WASHINGTON (AP) - Senate Democrats, joined by three Republicans, pushed through a measure Wednesday meant to revive Obama-era internet rules that ensured equal treatment for all web traffic, though opposition in the House and the White House seems insurmountable.
But most Republicans opposed the effort, saying the regulations were potentially too onerous and that Democrats were trying to use the issue for partisan gains in November.
But, for now, net neutrality lives. That wouldn't necessarily weigh heavily on Congress, but with mid-terms fast approaching, some many be concerned that the issue will be a factor in how people vote.
The US Senate has the votes to advance a bill that would reverse the Federal Communications Commission decision in December to repeal landmark 2015 net neutrality rules. Such a vote was made possible under the Congressional Review Act, which allows Congress to review new regulations with a majority vote.

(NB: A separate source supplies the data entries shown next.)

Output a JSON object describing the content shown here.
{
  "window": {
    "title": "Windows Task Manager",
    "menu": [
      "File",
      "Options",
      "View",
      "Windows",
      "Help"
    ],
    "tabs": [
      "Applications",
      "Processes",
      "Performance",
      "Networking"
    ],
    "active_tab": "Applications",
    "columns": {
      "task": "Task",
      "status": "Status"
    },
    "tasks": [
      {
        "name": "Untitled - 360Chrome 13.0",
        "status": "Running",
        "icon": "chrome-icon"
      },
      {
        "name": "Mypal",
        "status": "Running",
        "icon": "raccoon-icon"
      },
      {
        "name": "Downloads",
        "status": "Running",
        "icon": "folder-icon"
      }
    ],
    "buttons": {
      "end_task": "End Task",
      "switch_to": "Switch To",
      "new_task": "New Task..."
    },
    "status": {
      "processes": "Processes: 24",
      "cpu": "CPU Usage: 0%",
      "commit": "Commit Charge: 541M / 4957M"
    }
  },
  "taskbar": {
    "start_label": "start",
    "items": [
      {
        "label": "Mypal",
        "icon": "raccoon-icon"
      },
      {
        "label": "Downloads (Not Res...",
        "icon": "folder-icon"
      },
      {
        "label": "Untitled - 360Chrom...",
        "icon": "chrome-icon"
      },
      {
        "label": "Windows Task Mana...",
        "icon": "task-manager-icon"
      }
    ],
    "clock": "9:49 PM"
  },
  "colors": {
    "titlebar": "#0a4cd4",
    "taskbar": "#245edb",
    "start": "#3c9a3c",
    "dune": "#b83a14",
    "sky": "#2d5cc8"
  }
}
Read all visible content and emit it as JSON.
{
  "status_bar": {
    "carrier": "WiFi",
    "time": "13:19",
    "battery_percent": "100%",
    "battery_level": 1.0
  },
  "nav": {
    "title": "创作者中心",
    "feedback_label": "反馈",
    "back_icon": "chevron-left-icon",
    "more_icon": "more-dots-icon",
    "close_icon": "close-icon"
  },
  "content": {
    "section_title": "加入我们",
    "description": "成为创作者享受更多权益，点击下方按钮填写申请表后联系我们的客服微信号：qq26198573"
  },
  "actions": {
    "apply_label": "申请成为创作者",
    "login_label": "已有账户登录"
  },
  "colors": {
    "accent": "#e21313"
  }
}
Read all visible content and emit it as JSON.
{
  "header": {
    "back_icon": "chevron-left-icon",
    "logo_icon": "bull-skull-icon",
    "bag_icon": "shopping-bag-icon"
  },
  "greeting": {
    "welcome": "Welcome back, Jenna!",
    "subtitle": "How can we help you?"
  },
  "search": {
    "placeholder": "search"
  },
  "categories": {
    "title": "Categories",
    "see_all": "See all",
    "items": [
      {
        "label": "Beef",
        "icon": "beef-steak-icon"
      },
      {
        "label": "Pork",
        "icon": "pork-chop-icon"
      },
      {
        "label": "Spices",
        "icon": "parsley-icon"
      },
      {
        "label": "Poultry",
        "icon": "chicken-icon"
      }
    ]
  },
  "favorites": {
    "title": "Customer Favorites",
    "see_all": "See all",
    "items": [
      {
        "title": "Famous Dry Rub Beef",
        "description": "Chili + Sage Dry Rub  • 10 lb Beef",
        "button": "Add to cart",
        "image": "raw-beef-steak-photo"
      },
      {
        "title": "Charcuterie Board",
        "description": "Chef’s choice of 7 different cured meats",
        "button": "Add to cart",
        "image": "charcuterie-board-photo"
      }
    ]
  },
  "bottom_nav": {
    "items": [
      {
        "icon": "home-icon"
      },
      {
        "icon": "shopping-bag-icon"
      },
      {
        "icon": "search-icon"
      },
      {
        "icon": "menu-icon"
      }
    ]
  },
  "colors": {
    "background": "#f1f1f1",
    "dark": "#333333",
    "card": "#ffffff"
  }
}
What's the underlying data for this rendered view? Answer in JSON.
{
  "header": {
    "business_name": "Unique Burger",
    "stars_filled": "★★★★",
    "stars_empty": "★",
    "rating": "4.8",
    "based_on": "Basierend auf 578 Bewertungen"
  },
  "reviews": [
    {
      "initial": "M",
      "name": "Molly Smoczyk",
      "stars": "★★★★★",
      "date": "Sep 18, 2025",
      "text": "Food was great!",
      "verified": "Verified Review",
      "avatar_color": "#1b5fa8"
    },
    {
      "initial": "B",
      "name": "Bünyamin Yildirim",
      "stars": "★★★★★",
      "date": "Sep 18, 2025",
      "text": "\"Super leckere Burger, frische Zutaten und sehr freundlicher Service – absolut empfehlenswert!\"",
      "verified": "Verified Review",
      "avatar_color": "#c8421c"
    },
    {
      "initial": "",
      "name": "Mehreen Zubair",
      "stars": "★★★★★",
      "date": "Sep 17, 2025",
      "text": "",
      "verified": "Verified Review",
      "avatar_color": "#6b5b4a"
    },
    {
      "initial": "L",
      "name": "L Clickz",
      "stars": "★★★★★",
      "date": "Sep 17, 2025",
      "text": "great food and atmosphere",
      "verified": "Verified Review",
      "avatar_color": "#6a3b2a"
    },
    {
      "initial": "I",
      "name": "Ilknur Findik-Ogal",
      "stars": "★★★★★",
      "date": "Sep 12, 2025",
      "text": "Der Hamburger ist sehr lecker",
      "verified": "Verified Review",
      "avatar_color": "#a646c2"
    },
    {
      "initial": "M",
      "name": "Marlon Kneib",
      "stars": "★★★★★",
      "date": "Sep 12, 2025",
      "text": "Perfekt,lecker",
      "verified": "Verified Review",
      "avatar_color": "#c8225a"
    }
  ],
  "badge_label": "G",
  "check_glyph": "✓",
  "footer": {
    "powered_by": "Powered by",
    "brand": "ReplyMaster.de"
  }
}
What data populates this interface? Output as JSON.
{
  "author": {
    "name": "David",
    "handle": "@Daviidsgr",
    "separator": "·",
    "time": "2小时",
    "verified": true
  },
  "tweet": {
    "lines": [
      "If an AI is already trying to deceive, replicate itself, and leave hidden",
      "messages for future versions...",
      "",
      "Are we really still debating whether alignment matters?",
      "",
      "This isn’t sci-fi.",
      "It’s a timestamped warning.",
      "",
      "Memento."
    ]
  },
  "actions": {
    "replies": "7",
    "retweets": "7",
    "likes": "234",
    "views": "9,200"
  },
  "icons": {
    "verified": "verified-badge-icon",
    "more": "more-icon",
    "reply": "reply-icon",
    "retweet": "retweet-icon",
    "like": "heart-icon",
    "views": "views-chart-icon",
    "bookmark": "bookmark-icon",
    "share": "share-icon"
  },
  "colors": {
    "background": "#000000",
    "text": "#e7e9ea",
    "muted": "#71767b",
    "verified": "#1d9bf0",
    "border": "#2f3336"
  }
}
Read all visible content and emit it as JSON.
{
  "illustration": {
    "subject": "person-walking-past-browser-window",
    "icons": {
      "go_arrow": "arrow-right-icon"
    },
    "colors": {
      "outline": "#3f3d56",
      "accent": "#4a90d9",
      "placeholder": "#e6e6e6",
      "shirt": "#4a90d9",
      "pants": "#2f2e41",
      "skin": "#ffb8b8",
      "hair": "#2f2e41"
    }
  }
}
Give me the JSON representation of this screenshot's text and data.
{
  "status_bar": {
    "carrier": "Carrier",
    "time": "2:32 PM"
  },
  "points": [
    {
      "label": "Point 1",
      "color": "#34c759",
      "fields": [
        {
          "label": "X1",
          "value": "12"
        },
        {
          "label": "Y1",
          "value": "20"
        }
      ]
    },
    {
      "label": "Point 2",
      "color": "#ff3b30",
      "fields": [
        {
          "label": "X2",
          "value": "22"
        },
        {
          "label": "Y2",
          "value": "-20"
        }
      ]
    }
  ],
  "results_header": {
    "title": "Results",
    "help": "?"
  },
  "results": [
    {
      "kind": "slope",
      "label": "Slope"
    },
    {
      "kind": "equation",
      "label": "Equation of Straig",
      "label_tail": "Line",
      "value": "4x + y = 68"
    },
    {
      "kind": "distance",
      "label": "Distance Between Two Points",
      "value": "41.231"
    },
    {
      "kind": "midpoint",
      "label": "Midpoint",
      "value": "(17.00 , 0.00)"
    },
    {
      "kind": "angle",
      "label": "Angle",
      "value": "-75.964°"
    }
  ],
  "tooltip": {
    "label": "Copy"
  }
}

Today's vote implications are significant-net neutrality is critical for our nation's progress and for the creation of good jobs in the future. Yesterday's vote included three Republicans, including Susan Collins of Maine. The net neutrality rules, approved by the same organization two years earlier, prohibited internet service providers - such as Comcast and Verizon - from speeding up or slowing down traffic from specific websites and apps. Only three Republican senators voted in favor of the resolution. Tech giants such as Google and Facebook have been vocal in their support for the retention of the rules. Senator Chuck Schumer, the Senate minority leader, said in a speech before the vote to get in touch with Republican senator.
Prior to the vote Senator Hassan spoke on the floor of the Senate, reinforcing the importance of protecting a free and open internet so that all hard-working Granite Staters and businesses across the country can thrive.
Later, Rep. Anna Eshoo, a California Democrat who represents Silicon Valley, said she was happy by the result in the Senate with the legislation.
A major objection about the Net neutrality rules was the FCC's decision to classify broadband as a more highly regulated utilitylike service under Title 2 of federal telecommunications law.